## What you are asked to do
Go through the listing below and report how many lines contain the word "symbol"; write no other words.

────────────────────

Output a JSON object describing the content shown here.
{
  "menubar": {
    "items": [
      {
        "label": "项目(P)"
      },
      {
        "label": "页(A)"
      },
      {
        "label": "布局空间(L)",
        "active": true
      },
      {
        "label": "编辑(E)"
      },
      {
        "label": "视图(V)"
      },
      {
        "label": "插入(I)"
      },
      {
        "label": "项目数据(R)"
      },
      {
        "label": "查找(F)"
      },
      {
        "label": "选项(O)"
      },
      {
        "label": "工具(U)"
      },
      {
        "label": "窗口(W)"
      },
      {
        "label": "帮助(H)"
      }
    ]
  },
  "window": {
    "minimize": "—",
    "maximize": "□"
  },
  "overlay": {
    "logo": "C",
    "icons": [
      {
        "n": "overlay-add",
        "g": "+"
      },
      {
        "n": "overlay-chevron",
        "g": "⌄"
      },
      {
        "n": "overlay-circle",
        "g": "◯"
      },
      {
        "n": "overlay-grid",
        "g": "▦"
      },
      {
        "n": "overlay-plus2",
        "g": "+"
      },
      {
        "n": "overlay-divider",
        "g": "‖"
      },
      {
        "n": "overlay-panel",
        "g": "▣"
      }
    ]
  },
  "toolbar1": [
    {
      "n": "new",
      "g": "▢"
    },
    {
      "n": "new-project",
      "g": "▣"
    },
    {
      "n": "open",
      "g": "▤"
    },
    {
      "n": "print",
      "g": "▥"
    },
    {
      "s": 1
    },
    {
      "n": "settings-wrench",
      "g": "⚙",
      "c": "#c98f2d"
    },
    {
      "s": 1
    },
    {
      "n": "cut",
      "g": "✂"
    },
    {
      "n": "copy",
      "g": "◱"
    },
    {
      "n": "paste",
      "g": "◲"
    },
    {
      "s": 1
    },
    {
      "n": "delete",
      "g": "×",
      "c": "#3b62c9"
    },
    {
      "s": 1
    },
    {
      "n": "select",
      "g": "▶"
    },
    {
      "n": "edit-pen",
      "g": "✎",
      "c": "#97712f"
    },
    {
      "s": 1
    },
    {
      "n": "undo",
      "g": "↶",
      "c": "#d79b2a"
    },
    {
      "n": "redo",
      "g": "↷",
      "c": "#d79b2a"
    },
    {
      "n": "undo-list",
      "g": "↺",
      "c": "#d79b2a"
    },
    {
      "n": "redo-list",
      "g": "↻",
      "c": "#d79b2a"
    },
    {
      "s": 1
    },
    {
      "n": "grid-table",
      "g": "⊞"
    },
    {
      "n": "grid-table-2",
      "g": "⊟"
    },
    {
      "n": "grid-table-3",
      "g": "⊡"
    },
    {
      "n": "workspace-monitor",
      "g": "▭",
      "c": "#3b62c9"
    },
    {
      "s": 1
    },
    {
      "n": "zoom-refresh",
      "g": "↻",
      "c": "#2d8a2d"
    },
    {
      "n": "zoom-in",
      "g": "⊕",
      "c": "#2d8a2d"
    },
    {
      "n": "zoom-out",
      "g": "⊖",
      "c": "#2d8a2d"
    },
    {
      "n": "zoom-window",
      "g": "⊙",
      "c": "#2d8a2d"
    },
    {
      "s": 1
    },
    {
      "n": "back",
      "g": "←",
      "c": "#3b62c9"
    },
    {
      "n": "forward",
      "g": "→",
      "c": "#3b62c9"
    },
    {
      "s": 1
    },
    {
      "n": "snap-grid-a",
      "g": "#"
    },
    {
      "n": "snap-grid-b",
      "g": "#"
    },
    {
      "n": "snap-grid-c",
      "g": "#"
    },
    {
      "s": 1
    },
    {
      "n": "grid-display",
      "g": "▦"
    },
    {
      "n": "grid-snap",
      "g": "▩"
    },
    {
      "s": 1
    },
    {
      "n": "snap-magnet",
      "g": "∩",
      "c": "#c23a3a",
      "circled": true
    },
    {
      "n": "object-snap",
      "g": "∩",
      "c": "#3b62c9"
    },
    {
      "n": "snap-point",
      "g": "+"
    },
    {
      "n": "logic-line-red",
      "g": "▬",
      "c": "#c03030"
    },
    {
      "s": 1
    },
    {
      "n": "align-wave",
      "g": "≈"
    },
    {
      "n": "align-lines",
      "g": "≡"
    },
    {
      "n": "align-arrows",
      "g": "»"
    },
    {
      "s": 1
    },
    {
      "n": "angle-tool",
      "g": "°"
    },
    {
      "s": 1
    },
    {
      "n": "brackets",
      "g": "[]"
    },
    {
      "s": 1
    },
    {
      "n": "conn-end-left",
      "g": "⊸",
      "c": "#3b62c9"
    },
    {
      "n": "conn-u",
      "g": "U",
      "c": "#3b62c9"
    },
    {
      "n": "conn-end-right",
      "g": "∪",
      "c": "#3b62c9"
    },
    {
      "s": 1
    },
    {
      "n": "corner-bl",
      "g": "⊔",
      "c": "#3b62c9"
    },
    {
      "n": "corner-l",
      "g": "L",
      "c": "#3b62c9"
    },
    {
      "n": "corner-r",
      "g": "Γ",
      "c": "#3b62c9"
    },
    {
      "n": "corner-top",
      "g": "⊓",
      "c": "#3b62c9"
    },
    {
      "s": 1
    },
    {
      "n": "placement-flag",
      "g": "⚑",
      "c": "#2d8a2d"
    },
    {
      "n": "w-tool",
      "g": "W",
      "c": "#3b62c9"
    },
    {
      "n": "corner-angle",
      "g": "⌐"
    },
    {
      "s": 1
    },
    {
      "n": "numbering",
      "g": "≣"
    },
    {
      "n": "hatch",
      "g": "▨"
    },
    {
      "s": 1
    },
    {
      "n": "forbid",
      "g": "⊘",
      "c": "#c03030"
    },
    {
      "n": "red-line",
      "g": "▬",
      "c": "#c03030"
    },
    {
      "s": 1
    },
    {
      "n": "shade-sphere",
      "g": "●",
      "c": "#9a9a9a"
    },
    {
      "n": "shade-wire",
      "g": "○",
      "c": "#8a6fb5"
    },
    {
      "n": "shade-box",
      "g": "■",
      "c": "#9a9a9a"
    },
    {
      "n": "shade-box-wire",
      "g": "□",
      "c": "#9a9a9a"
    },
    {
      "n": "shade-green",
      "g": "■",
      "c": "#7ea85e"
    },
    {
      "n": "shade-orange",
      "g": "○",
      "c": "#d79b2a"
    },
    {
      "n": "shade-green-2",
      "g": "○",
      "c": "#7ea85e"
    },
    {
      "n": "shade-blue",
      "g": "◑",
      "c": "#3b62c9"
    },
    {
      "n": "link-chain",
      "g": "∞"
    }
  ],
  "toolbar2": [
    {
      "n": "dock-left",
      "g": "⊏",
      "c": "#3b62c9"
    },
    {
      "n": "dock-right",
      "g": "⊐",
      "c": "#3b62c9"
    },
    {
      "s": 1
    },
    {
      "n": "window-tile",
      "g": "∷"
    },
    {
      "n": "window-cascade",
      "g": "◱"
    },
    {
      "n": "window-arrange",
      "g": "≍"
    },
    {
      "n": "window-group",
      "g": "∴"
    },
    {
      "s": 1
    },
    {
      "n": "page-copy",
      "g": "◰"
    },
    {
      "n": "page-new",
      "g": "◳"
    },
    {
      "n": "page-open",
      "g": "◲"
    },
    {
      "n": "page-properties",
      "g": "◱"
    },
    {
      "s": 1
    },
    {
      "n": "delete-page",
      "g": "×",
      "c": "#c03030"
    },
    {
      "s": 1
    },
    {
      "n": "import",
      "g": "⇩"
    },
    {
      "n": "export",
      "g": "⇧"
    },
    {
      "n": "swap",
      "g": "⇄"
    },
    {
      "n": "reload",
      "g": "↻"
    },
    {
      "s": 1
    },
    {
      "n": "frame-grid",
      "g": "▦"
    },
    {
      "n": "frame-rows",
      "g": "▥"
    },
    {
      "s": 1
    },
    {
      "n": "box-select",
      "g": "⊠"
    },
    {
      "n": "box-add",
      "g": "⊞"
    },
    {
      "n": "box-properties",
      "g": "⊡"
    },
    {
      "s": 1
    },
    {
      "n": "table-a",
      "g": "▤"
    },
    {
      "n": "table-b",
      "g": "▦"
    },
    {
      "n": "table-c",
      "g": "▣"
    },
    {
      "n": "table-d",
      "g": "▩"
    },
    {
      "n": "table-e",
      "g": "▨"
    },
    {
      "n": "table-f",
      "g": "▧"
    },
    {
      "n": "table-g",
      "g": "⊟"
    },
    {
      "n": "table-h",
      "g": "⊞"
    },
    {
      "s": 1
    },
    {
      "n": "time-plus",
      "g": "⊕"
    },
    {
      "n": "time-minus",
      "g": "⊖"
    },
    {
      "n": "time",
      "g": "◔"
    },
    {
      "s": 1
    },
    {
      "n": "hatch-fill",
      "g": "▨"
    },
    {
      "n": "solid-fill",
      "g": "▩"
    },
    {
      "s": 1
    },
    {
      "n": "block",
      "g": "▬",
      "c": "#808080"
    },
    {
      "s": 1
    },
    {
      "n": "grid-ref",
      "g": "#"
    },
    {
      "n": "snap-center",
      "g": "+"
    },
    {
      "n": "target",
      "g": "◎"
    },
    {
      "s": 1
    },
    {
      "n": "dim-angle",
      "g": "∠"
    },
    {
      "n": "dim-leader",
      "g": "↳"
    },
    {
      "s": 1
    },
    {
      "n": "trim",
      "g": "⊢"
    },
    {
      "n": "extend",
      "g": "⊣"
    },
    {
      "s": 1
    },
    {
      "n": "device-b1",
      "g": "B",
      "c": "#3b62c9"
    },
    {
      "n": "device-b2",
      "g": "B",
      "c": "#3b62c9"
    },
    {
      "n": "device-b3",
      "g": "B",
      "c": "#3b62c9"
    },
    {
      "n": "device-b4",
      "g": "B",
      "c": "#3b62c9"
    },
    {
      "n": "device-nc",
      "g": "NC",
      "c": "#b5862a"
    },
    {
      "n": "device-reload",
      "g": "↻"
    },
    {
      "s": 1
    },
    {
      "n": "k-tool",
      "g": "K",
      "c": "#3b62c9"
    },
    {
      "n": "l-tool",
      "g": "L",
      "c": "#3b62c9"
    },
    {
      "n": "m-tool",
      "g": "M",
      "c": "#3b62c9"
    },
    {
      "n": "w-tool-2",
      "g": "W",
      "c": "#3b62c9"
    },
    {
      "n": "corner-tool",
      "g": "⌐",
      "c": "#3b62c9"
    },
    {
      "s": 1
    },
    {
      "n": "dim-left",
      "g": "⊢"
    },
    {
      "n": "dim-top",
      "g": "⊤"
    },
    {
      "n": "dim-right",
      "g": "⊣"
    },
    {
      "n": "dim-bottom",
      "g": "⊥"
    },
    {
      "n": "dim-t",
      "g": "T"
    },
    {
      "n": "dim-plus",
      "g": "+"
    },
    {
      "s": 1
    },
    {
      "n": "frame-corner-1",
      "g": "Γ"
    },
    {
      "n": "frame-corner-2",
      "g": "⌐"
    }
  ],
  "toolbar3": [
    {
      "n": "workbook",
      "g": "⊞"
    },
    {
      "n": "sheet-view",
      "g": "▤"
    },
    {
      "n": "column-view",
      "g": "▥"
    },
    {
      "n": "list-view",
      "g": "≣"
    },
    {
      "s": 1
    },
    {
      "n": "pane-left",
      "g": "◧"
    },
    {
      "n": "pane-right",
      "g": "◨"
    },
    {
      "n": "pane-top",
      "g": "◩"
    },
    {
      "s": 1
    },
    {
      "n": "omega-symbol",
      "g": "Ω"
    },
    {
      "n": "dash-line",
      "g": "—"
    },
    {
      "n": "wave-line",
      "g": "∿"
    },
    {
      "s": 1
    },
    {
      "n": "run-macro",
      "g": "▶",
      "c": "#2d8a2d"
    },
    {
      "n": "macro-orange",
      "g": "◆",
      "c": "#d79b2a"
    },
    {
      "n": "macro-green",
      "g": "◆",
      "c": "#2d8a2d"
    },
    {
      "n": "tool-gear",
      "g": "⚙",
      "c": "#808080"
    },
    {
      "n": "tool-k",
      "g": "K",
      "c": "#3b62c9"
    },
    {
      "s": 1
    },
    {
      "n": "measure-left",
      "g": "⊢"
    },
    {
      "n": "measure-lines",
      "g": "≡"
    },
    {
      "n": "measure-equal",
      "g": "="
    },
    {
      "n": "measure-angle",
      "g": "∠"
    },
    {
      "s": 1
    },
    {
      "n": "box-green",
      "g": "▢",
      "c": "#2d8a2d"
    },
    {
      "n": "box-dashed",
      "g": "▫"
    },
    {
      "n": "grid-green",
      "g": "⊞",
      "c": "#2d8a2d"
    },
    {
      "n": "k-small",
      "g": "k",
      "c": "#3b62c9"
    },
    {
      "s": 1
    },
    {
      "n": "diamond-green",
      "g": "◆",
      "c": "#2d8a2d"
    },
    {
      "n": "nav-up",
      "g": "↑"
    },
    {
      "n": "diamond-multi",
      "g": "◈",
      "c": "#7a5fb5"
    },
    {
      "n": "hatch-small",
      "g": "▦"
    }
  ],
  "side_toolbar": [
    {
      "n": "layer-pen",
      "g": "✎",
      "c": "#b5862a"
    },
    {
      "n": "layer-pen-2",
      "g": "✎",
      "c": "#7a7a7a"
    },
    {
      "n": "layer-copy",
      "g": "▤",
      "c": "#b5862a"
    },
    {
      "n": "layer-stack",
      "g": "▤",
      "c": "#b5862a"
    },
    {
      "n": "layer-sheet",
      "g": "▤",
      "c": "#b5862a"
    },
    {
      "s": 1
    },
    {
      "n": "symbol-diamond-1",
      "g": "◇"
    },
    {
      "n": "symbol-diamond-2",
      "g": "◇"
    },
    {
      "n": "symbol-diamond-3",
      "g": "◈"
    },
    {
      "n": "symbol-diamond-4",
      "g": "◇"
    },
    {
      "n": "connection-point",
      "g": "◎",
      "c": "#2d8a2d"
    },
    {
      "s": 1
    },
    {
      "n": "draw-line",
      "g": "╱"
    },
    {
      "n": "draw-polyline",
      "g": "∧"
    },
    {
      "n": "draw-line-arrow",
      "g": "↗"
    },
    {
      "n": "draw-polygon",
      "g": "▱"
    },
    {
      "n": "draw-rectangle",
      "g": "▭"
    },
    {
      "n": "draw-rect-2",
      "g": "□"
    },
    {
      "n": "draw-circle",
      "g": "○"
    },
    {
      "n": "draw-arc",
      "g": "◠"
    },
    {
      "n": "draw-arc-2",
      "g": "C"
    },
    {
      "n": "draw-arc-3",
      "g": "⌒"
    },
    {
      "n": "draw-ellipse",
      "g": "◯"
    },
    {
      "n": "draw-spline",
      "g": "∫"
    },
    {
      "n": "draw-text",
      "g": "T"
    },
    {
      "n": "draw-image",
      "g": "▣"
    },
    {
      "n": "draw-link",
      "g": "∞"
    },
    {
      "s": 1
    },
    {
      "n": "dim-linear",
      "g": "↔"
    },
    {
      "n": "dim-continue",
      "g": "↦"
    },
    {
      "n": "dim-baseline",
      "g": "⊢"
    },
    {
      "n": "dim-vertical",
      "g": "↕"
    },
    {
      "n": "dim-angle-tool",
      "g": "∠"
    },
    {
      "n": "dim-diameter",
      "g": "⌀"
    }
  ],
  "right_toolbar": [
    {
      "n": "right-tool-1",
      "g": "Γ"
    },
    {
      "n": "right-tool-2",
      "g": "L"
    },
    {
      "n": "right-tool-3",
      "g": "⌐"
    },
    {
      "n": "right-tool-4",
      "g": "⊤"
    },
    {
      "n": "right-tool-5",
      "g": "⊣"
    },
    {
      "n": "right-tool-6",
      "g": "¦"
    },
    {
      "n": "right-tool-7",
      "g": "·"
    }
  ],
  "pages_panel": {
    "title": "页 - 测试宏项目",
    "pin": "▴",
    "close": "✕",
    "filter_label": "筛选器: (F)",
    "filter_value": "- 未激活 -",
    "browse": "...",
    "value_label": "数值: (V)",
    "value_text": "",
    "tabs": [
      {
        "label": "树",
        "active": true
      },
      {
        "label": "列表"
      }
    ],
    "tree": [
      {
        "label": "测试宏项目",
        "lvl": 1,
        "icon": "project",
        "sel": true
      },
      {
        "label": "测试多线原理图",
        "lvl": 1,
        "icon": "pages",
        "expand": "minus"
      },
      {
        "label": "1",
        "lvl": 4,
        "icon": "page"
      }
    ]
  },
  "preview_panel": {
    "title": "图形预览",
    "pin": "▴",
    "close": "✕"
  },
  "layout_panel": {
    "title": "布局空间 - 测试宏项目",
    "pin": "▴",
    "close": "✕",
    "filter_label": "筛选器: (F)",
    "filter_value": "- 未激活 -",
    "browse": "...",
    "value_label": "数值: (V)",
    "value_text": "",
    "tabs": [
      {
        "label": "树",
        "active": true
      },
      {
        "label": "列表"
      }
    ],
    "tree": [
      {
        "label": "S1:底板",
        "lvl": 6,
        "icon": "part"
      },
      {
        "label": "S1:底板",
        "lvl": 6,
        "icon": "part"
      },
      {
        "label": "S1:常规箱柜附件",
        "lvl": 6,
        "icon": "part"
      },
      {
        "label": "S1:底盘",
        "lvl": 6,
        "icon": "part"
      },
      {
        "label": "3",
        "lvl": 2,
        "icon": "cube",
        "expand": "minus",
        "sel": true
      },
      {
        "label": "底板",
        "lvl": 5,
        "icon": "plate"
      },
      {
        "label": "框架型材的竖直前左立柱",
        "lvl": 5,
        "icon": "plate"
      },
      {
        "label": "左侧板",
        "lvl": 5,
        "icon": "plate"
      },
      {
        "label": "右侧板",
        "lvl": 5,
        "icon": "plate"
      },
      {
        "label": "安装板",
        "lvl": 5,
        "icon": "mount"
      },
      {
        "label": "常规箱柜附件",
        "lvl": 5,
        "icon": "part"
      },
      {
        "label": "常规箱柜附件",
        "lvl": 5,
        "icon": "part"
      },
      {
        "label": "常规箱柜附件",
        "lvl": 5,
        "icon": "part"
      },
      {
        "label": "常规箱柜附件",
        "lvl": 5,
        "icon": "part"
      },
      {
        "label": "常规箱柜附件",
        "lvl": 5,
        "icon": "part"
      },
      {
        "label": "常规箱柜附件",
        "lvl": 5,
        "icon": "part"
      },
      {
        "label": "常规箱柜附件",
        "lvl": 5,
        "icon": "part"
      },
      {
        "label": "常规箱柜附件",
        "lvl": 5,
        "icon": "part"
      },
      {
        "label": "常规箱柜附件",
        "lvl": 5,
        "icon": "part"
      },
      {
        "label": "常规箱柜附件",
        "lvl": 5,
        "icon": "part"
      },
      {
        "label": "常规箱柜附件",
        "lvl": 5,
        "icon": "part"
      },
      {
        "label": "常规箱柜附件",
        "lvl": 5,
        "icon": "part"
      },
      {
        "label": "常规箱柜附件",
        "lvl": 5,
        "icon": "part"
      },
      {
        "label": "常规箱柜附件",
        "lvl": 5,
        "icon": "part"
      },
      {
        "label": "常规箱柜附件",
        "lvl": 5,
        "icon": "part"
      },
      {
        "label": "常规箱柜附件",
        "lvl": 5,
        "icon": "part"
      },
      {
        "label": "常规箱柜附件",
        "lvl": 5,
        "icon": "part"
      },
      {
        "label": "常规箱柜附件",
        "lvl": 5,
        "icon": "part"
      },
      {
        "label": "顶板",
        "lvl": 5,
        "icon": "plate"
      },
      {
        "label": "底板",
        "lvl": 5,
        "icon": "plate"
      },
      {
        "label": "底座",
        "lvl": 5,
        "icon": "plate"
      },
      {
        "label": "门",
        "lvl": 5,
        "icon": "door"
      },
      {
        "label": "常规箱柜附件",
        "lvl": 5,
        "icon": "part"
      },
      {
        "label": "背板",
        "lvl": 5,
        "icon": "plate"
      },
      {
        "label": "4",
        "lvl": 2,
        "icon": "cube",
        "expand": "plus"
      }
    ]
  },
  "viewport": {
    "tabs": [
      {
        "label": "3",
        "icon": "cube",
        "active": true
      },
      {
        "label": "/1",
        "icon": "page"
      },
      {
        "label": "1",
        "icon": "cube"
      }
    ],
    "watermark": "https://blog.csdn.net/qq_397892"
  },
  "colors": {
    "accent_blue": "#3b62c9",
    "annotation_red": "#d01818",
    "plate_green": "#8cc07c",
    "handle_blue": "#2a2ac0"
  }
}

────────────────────

## Response below
5